# Assignment
Set down every record once more, exactly as given.
*** Opening Data supplied ***
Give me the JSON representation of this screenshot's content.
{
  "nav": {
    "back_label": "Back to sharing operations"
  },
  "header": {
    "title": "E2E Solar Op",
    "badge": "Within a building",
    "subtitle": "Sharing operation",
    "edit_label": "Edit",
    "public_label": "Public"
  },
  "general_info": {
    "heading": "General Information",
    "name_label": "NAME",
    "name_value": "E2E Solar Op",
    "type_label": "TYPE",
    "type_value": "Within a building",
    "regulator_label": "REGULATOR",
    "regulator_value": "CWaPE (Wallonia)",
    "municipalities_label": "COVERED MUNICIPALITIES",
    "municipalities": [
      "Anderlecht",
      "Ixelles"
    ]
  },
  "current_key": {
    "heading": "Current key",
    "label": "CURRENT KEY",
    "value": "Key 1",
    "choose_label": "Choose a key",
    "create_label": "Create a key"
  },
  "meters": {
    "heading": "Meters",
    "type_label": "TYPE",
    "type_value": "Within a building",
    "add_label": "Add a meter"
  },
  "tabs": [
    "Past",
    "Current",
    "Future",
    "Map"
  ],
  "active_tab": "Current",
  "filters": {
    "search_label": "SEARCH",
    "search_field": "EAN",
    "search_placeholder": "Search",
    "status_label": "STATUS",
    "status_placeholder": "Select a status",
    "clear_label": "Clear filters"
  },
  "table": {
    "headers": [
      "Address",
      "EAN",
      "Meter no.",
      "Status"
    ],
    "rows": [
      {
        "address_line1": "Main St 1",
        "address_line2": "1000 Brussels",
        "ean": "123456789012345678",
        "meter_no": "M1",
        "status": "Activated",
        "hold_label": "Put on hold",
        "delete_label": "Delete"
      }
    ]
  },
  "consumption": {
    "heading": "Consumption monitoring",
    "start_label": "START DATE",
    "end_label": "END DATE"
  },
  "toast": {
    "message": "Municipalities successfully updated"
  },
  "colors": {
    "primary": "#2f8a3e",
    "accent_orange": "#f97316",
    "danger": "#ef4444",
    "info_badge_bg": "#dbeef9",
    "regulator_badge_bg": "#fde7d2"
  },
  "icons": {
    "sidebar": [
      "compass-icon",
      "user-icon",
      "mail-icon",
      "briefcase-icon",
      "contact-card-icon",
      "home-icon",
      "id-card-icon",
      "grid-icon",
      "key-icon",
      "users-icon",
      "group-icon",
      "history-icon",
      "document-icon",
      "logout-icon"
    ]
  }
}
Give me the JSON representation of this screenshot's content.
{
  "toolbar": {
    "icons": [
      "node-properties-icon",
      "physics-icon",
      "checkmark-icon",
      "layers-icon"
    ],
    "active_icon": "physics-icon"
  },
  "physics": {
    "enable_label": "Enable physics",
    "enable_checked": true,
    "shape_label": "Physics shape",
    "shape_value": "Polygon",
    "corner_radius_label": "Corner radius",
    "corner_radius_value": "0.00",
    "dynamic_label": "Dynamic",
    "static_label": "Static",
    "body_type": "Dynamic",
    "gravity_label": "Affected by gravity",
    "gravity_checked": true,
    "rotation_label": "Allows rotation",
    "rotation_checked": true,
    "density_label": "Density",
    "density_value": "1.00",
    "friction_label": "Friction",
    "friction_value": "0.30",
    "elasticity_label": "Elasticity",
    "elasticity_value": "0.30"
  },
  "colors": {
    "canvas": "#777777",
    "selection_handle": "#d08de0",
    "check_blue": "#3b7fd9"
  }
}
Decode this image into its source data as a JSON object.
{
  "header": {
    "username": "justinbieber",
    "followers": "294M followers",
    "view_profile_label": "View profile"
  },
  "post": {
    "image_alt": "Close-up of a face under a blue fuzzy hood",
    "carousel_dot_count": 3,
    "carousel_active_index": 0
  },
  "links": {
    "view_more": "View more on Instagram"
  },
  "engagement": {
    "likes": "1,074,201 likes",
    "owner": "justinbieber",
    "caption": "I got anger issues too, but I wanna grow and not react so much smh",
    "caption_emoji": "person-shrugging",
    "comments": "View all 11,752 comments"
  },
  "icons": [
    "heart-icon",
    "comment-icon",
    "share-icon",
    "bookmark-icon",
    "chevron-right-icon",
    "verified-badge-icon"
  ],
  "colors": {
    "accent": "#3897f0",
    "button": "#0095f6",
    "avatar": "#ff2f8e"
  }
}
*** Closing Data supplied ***
# Response below
Give me the JSON representation of this screenshot's content.
{
  "nav": {
    "back_label": "Back to sharing operations"
  },
  "header": {
    "title": "E2E Solar Op",
    "badge": "Within a building",
    "subtitle": "Sharing operation",
    "edit_label": "Edit",
    "public_label": "Public"
  },
  "general_info": {
    "heading": "General Information",
    "name_label": "NAME",
    "name_value": "E2E Solar Op",
    "type_label": "TYPE",
    "type_value": "Within a building",
    "regulator_label": "REGULATOR",
    "regulator_value": "CWaPE (Wallonia)",
    "municipalities_label": "COVERED MUNICIPALITIES",
    "municipalities": [
      "Anderlecht",
      "Ixelles"
    ]
  },
  "current_key": {
    "heading": "Current key",
    "label": "CURRENT KEY",
    "value": "Key 1",
    "choose_label": "Choose a key",
    "create_label": "Create a key"
  },
  "meters": {
    "heading": "Meters",
    "type_label": "TYPE",
    "type_value": "Within a building",
    "add_label": "Add a meter"
  },
  "tabs": [
    "Past",
    "Current",
    "Future",
    "Map"
  ],
  "active_tab": "Current",
  "filters": {
    "search_label": "SEARCH",
    "search_field": "EAN",
    "search_placeholder": "Search",
    "status_label": "STATUS",
    "status_placeholder": "Select a status",
    "clear_label": "Clear filters"
  },
  "table": {
    "headers": [
      "Address",
      "EAN",
      "Meter no.",
      "Status"
    ],
    "rows": [
      {
        "address_line1": "Main St 1",
        "address_line2": "1000 Brussels",
        "ean": "123456789012345678",
        "meter_no": "M1",
        "status": "Activated",
        "hold_label": "Put on hold",
        "delete_label": "Delete"
      }
    ]
  },
  "consumption": {
    "heading": "Consumption monitoring",
    "start_label": "START DATE",
    "end_label": "END DATE"
  },
  "toast": {
    "message": "Municipalities successfully updated"
  },
  "colors": {
    "primary": "#2f8a3e",
    "accent_orange": "#f97316",
    "danger": "#ef4444",
    "info_badge_bg": "#dbeef9",
    "regulator_badge_bg": "#fde7d2"
  },
  "icons": {
    "sidebar": [
      "compass-icon",
      "user-icon",
      "mail-icon",
      "briefcase-icon",
      "contact-card-icon",
      "home-icon",
      "id-card-icon",
      "grid-icon",
      "key-icon",
      "users-icon",
      "group-icon",
      "history-icon",
      "document-icon",
      "logout-icon"
    ]
  }
}
Give me the JSON representation of this screenshot's content.
{
  "toolbar": {
    "icons": [
      "node-properties-icon",
      "physics-icon",
      "checkmark-icon",
      "layers-icon"
    ],
    "active_icon": "physics-icon"
  },
  "physics": {
    "enable_label": "Enable physics",
    "enable_checked": true,
    "shape_label": "Physics shape",
    "shape_value": "Polygon",
    "corner_radius_label": "Corner radius",
    "corner_radius_value": "0.00",
    "dynamic_label": "Dynamic",
    "static_label": "Static",
    "body_type": "Dynamic",
    "gravity_label": "Affected by gravity",
    "gravity_checked": true,
    "rotation_label": "Allows rotation",
    "rotation_checked": true,
    "density_label": "Density",
    "density_value": "1.00",
    "friction_label": "Friction",
    "friction_value": "0.30",
    "elasticity_label": "Elasticity",
    "elasticity_value": "0.30"
  },
  "colors": {
    "canvas": "#777777",
    "selection_handle": "#d08de0",
    "check_blue": "#3b7fd9"
  }
}
Decode this image into its source data as a JSON object.
{
  "header": {
    "username": "justinbieber",
    "followers": "294M followers",
    "view_profile_label": "View profile"
  },
  "post": {
    "image_alt": "Close-up of a face under a blue fuzzy hood",
    "carousel_dot_count": 3,
    "carousel_active_index": 0
  },
  "links": {
    "view_more": "View more on Instagram"
  },
  "engagement": {
    "likes": "1,074,201 likes",
    "owner": "justinbieber",
    "caption": "I got anger issues too, but I wanna grow and not react so much smh",
    "caption_emoji": "person-shrugging",
    "comments": "View all 11,752 comments"
  },
  "icons": [
    "heart-icon",
    "comment-icon",
    "share-icon",
    "bookmark-icon",
    "chevron-right-icon",
    "verified-badge-icon"
  ],
  "colors": {
    "accent": "#3897f0",
    "button": "#0095f6",
    "avatar": "#ff2f8e"
  }
}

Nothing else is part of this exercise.